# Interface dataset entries
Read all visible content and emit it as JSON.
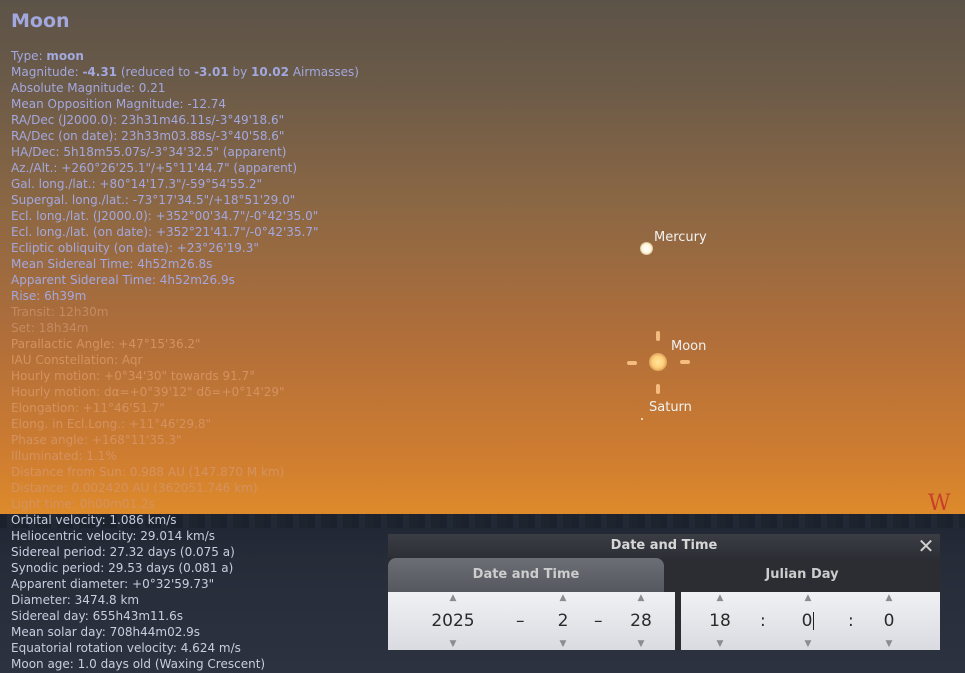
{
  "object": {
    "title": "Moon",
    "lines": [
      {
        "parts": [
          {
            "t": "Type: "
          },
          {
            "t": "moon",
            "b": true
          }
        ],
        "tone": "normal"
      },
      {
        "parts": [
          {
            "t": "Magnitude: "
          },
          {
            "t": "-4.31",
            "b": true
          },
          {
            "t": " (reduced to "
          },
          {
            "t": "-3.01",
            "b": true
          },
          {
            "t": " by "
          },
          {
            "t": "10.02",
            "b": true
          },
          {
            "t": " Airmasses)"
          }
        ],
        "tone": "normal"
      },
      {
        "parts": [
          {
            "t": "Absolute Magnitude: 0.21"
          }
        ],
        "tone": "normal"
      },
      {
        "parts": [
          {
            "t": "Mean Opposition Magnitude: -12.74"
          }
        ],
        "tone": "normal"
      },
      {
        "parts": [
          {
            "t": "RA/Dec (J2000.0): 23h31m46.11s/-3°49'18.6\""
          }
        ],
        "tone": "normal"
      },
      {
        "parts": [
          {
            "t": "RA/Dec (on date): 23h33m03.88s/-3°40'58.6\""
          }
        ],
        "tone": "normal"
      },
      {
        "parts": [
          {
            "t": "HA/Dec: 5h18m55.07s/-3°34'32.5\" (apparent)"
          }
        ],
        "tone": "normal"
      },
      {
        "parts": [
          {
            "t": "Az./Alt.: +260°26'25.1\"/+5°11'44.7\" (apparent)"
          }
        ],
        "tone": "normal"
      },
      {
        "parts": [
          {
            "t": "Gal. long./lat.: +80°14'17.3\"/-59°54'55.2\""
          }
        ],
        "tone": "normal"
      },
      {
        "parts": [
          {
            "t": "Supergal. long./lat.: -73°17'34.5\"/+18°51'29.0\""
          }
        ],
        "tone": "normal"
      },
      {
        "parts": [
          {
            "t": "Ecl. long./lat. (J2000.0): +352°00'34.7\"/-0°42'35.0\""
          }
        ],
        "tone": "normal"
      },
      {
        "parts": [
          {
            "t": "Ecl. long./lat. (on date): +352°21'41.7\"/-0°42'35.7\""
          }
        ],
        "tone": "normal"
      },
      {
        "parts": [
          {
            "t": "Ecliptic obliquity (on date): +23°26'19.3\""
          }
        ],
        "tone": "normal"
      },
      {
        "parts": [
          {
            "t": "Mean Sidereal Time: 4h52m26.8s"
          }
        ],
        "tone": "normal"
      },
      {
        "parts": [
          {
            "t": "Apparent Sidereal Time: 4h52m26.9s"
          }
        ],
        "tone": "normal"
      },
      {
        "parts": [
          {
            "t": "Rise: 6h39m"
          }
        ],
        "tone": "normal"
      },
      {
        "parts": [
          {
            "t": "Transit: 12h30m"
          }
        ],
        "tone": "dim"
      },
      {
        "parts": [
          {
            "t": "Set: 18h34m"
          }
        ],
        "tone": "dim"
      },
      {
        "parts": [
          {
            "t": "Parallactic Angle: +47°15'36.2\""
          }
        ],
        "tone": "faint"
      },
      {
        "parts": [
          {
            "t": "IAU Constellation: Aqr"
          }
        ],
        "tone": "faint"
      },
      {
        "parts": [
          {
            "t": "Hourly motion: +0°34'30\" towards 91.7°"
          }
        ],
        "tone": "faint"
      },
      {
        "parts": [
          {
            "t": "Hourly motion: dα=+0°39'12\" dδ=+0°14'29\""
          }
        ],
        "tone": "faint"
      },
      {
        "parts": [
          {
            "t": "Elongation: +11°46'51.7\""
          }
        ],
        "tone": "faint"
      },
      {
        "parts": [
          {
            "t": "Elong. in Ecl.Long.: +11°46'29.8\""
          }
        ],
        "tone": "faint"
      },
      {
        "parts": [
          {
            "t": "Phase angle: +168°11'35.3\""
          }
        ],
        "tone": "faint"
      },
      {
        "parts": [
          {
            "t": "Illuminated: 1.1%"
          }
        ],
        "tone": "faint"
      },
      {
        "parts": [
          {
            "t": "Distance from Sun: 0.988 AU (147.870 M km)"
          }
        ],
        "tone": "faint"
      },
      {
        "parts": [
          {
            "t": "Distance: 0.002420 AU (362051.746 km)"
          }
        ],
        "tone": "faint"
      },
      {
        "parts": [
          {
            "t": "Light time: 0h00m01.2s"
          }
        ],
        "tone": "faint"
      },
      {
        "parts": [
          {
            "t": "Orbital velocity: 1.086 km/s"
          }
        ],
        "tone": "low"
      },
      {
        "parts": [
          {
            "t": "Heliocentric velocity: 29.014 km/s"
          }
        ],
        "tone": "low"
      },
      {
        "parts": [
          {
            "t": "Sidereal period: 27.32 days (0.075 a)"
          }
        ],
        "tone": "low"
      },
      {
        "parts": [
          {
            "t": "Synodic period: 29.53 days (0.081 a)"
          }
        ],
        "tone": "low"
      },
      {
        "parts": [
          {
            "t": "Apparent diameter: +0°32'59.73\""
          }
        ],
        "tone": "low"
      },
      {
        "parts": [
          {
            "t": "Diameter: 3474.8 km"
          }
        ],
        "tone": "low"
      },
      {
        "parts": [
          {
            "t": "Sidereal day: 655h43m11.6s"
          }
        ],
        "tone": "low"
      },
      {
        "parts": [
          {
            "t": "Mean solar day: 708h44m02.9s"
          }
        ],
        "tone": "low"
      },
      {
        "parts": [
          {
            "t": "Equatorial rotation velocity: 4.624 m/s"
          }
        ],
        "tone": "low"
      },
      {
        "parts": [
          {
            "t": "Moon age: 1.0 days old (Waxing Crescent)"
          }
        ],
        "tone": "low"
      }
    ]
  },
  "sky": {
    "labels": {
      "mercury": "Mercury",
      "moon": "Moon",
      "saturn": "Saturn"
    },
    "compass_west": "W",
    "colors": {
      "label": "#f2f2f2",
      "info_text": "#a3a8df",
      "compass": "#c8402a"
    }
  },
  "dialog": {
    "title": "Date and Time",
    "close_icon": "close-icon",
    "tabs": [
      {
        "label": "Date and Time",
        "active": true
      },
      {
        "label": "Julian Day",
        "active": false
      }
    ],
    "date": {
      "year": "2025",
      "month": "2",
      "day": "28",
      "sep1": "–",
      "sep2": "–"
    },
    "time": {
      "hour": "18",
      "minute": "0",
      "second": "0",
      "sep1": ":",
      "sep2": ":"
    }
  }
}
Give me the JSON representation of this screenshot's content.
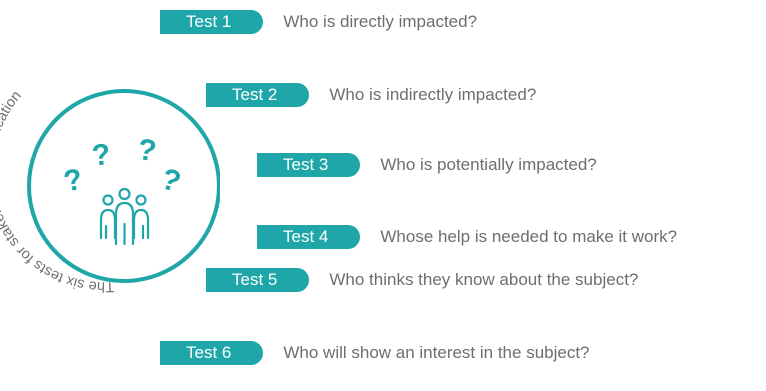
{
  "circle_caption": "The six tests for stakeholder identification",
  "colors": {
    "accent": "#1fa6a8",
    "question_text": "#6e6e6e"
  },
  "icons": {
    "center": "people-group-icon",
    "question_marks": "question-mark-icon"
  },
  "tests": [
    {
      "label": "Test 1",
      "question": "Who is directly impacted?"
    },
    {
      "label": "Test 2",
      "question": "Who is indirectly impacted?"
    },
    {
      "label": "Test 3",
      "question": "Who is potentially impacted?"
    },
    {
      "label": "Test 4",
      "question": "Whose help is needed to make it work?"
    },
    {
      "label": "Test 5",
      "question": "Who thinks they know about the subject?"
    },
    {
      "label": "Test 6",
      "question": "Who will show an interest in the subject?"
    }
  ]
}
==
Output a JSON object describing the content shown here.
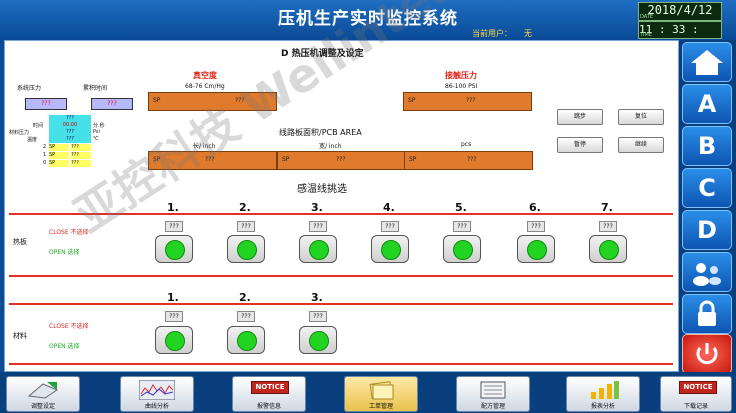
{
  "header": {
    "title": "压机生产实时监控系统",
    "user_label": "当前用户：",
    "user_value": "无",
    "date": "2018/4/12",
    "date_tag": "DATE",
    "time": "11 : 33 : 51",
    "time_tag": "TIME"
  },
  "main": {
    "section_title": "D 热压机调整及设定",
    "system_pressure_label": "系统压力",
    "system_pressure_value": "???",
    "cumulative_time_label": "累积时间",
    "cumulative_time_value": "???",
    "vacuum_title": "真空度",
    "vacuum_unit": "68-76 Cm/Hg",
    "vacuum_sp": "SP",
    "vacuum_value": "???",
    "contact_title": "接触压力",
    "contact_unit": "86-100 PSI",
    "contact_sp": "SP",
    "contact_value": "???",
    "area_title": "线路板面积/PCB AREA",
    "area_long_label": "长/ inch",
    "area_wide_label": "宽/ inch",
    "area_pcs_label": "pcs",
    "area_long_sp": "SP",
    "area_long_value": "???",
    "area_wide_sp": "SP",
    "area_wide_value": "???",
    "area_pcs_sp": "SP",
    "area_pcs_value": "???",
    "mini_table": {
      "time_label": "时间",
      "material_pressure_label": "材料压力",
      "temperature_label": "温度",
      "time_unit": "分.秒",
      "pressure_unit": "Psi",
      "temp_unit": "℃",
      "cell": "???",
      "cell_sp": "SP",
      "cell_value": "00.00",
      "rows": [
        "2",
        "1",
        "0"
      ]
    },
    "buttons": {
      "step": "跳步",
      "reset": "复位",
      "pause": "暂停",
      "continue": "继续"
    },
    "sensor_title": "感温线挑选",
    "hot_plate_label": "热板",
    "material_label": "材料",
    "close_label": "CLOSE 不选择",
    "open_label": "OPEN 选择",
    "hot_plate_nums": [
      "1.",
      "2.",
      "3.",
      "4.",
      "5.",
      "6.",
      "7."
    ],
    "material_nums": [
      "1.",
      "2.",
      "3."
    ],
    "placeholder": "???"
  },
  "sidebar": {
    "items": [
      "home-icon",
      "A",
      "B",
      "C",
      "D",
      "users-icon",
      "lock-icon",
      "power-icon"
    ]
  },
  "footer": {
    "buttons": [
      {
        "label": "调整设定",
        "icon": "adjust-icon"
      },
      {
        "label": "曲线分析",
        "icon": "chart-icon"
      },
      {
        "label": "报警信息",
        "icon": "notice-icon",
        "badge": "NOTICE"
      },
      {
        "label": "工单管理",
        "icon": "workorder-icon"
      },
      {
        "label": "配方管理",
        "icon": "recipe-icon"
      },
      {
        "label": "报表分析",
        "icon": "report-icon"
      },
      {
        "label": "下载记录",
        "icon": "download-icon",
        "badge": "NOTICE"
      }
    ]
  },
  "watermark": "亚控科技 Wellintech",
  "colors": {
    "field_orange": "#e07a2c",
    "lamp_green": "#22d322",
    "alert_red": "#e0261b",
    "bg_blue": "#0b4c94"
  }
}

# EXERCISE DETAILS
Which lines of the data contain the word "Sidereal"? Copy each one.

# ANSWER BELOW
            "t": "Mean Sidereal Time: 4h52m26.8s"
            "t": "Apparent Sidereal Time: 4h52m26.9s"
            "t": "Sidereal period: 27.32 days (0.075 a)"
            "t": "Sidereal day: 655h43m11.6s"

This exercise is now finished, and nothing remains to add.